KIM: I’m always interested in syntax, too. I remember one of the first things I loved about CK Williams, when I was heavily involved with reading him, was his syntax. I learned a lot from his poems about how syntax can express thought. And I have to say that every time I reread Ginsberg’s Howl, I’m wowed by the syntax. Who poverty and tatters and hollow-eyed and high, sat up smoking…I think that’s brilliant. I once had my students copy his syntax, and even if their language was cliched—especially when it was—the brilliance of the syntax shone through. The voice that emerges—I’m always trying to find the voice. Not my voice, but the voice of the poem or essay or whatever. So yeah, in this collection, there are certain moves—can I say, moves that the voice makes? That’s how it felt. Definitely a stance, a way of speaking. As for subject matter, several poems are for women, especially young women, struggling with the self, and with self-destruction. And I want those women to find these poems. I wonder if you feel that you write poems for other people, or how you see your relationship with The Reader, if you think about that at all. I mean, one aspect of your book Double Portrait—which is a beautiful book that Claudia Rankine called “all the way human”—I love that—is the self in relationship with some Other. A mother, a dying father, a brother, a lover, a country. So what about the reader as an Other?

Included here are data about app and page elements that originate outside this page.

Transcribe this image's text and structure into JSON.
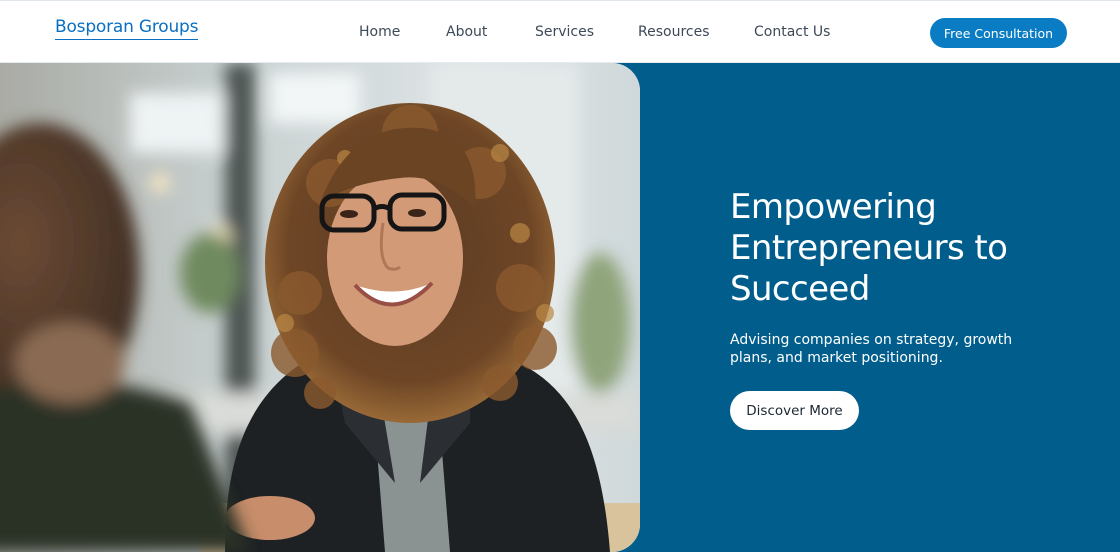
{
  "brand": {
    "name": "Bosporan Groups",
    "color": "#0a6fc2"
  },
  "nav": {
    "items": [
      {
        "label": "Home"
      },
      {
        "label": "About"
      },
      {
        "label": "Services"
      },
      {
        "label": "Resources"
      },
      {
        "label": "Contact Us"
      }
    ],
    "cta_label": "Free Consultation"
  },
  "hero": {
    "title": "Empowering Entrepreneurs to Succeed",
    "subtitle": "Advising companies on strategy, growth plans, and market positioning.",
    "button_label": "Discover More",
    "background_color": "#015e8c",
    "image": "smiling woman with curly hair and glasses in a business meeting"
  },
  "colors": {
    "accent": "#0a7cc4",
    "hero_bg": "#015e8c",
    "nav_text": "#3d4a58"
  }
}
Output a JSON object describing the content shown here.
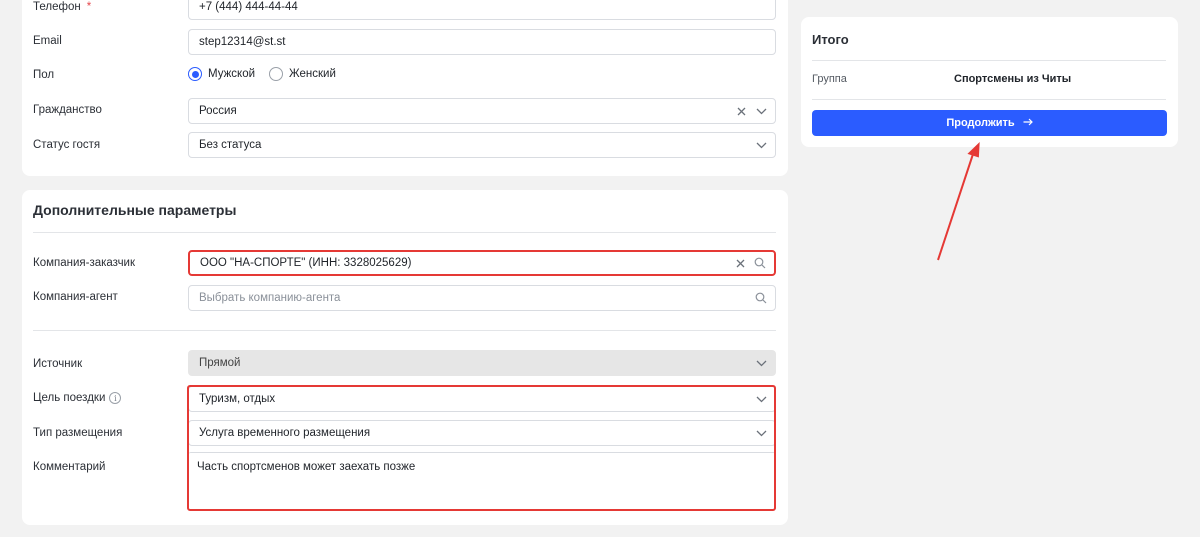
{
  "guest_form": {
    "phone": {
      "label": "Телефон",
      "required_mark": "*",
      "value": "+7 (444) 444-44-44"
    },
    "email": {
      "label": "Email",
      "value": "step12314@st.st"
    },
    "gender": {
      "label": "Пол",
      "options": [
        "Мужской",
        "Женский"
      ],
      "selected": "Мужской"
    },
    "citizenship": {
      "label": "Гражданство",
      "value": "Россия"
    },
    "guest_status": {
      "label": "Статус гостя",
      "value": "Без статуса"
    }
  },
  "extra_params": {
    "title": "Дополнительные параметры",
    "customer_company": {
      "label": "Компания-заказчик",
      "value": "ООО \"НА-СПОРТЕ\" (ИНН: 3328025629)"
    },
    "agent_company": {
      "label": "Компания-агент",
      "placeholder": "Выбрать компанию-агента"
    },
    "source": {
      "label": "Источник",
      "value": "Прямой"
    },
    "trip_purpose": {
      "label": "Цель поездки",
      "value": "Туризм, отдых",
      "info_icon": "info-circle-icon"
    },
    "accommodation_type": {
      "label": "Тип размещения",
      "value": "Услуга временного размещения"
    },
    "comment": {
      "label": "Комментарий",
      "value": "Часть спортсменов может заехать позже"
    }
  },
  "summary": {
    "title": "Итого",
    "group_label": "Группа",
    "group_value": "Спортсмены из Читы",
    "continue_button": "Продолжить",
    "continue_icon": "arrow-right-icon"
  },
  "colors": {
    "accent": "#2b5cff",
    "highlight": "#e53935",
    "background": "#f2f2f2"
  }
}
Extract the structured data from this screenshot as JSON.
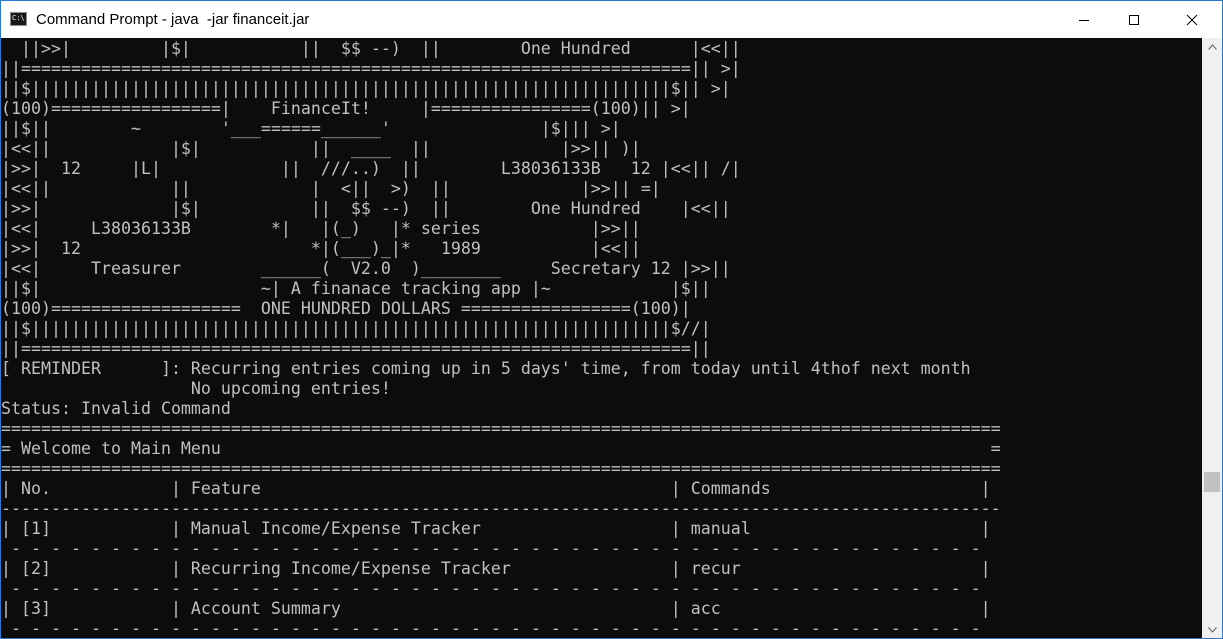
{
  "window": {
    "title": "Command Prompt - java  -jar financeit.jar",
    "icon_label": "C:\\",
    "controls": {
      "minimize": "minimize-icon",
      "maximize": "maximize-icon",
      "close": "close-icon"
    }
  },
  "console": {
    "lines": [
      "  ||>>|         |$|           ||  $$ --)  ||        One Hundred      |<<||",
      "||===================================================================|| >|",
      "||$||||||||||||||||||||||||||||||||||||||||||||||||||||||||||||||||$|| >|",
      "(100)=================|    FinanceIt!     |================(100)|| >|",
      "||$||        ~        '___======______'               |$||| >|",
      "|<<||            |$|           ||  ____  ||             |>>|| )|",
      "|>>|  12     |L|            ||  ///..)  ||        L38036133B   12 |<<|| /|",
      "|<<||            ||            |  <||  >)  ||             |>>|| =|",
      "|>>|             |$|           ||  $$ --)  ||        One Hundred    |<<||",
      "|<<|     L38036133B        *|   |(_)   |* series           |>>||",
      "|>>|  12                       *|(___)_|*   1989           |<<||",
      "|<<|     Treasurer        ______(  V2.0  )________     Secretary 12 |>>||",
      "||$|                      ~| A finanace tracking app |~            |$||",
      "(100)===================  ONE HUNDRED DOLLARS =================(100)|",
      "||$||||||||||||||||||||||||||||||||||||||||||||||||||||||||||||||||$//|",
      "||===================================================================||",
      "[ REMINDER      ]: Recurring entries coming up in 5 days' time, from today until 4thof next month",
      "                   No upcoming entries!",
      "Status: Invalid Command",
      "====================================================================================================",
      "= Welcome to Main Menu                                                                             =",
      "====================================================================================================",
      "| No.            | Feature                                         | Commands                     |",
      "----------------------------------------------------------------------------------------------------",
      "| [1]            | Manual Income/Expense Tracker                   | manual                       |",
      " - - - - - - - - - - - - - - - - - - - - - - - - - - - - - - - - - - - - - - - - - - - - - - - - - ",
      "| [2]            | Recurring Income/Expense Tracker                | recur                        |",
      " - - - - - - - - - - - - - - - - - - - - - - - - - - - - - - - - - - - - - - - - - - - - - - - - - ",
      "| [3]            | Account Summary                                 | acc                          |",
      " - - - - - - - - - - - - - - - - - - - - - - - - - - - - - - - - - - - - - - - - - - - - - - - - - "
    ]
  }
}
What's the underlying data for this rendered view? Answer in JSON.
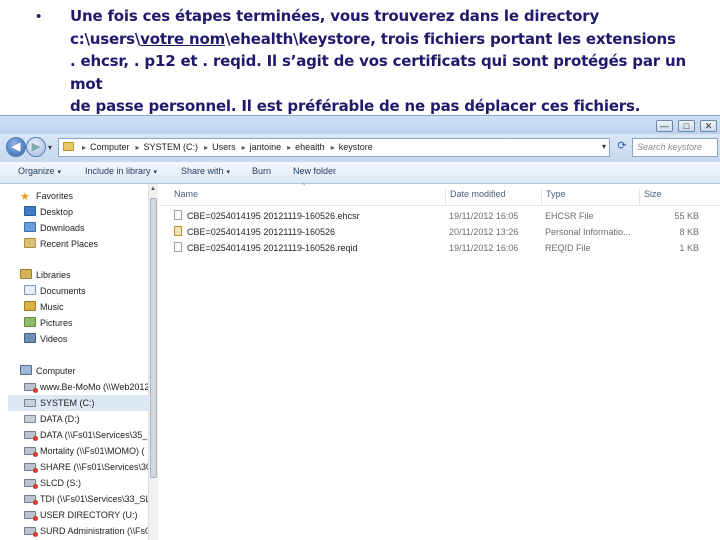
{
  "slide": {
    "bullet": "•",
    "text_line1": "Une fois ces étapes terminées, vous trouverez dans le directory",
    "text_line2_pre": "c:\\users\\",
    "text_line2_ul": "votre nom",
    "text_line2_post": "\\ehealth\\keystore, trois fichiers portant les extensions",
    "text_line3": ". ehcsr, . p12 et . reqid. Il s’agit de vos certificats qui sont protégés par un mot",
    "text_line4": "de passe personnel. Il est préférable de ne pas déplacer ces fichiers."
  },
  "window": {
    "buttons": {
      "minimize": "—",
      "maximize": "□",
      "close": "✕"
    },
    "address": {
      "crumbs": [
        "Computer",
        "SYSTEM (C:)",
        "Users",
        "jantoine",
        "ehealth",
        "keystore"
      ]
    },
    "search_placeholder": "Search keystore",
    "toolbar": {
      "organize": "Organize",
      "include": "Include in library",
      "share": "Share with",
      "burn": "Burn",
      "new_folder": "New folder"
    },
    "nav": {
      "favorites": "Favorites",
      "desktop": "Desktop",
      "downloads": "Downloads",
      "recent": "Recent Places",
      "libraries": "Libraries",
      "documents": "Documents",
      "music": "Music",
      "pictures": "Pictures",
      "videos": "Videos",
      "computer": "Computer",
      "drives": [
        "www.Be-MoMo (\\\\Web2012",
        "SYSTEM (C:)",
        "DATA (D:)",
        "DATA (\\\\Fs01\\Services\\35_",
        "Mortality (\\\\Fs01\\MOMO) (",
        "SHARE (\\\\Fs01\\Services\\30",
        "SLCD (S:)",
        "TDI (\\\\Fs01\\Services\\33_SL",
        "USER DIRECTORY (U:)",
        "SURD Administration (\\\\Fs0"
      ]
    },
    "columns": {
      "name": "Name",
      "date": "Date modified",
      "type": "Type",
      "size": "Size"
    },
    "files": [
      {
        "name": "CBE=0254014195 20121119-160526.ehcsr",
        "date": "19/11/2012 16:05",
        "type": "EHCSR File",
        "size": "55 KB"
      },
      {
        "name": "CBE=0254014195 20121119-160526",
        "date": "20/11/2012 13:26",
        "type": "Personal Informatio...",
        "size": "8 KB"
      },
      {
        "name": "CBE=0254014195 20121119-160526.reqid",
        "date": "19/11/2012 16:06",
        "type": "REQID File",
        "size": "1 KB"
      }
    ]
  }
}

BRITTANY: I’m tempted to say that the reader is the only real other. Every other “other” is a construction. I almost wrote ‘is a device,’ though that suggests a hardness or a lack of genuine feeling I don’t mean. The others that appear in Double Portrait are deeply felt—they have to be felt into being out of nothing—and so they have a different kind of reality. I’ve talked a lot about the work with the idea of “the other” elsewhere, and about the use of the lyric “you,” because Double Portrait revolves around these constructions: everything depends on them. The reader has to has to believe in each “you,” in each relationship, and in each speaker as much as I do. We always talk about how art depends on the reader or listener or viewer—because it’s completely true. A poem depends on the reader turning their mind toward the words on the page and, through luck and the writer’s skill, the words on the page turn toward them. How’s that for a poetic metaphor? Is a poem without a reader still a poem? If a tree falls in the woods…To answer your question, I think about the reader all the time. Sometimes I have a particular reader or set of readers in mind, as though I’m writing an open letter—sometimes not.

KIM: I love that idea: that the words on the page turn toward the reader. Ultimately, the poem seems to me a letter to the Unknown Reader, who may one day open it and find something meaningful.

Brittany Perham is the author of DOUBLE PORTRAIT (W.W. Norton, 2017), which received the Barnard Women Poets Prize; THE CURIOSITIES (Free Verse Editions, 2012); and, with Kim Addonizio, the collaborative chapbook THE NIGHT COULD GO IN EITHER DIRECTION (SHP, 2016). She was a Wallace Stegner Fellow from 2009-2011. She lives in San Francisco.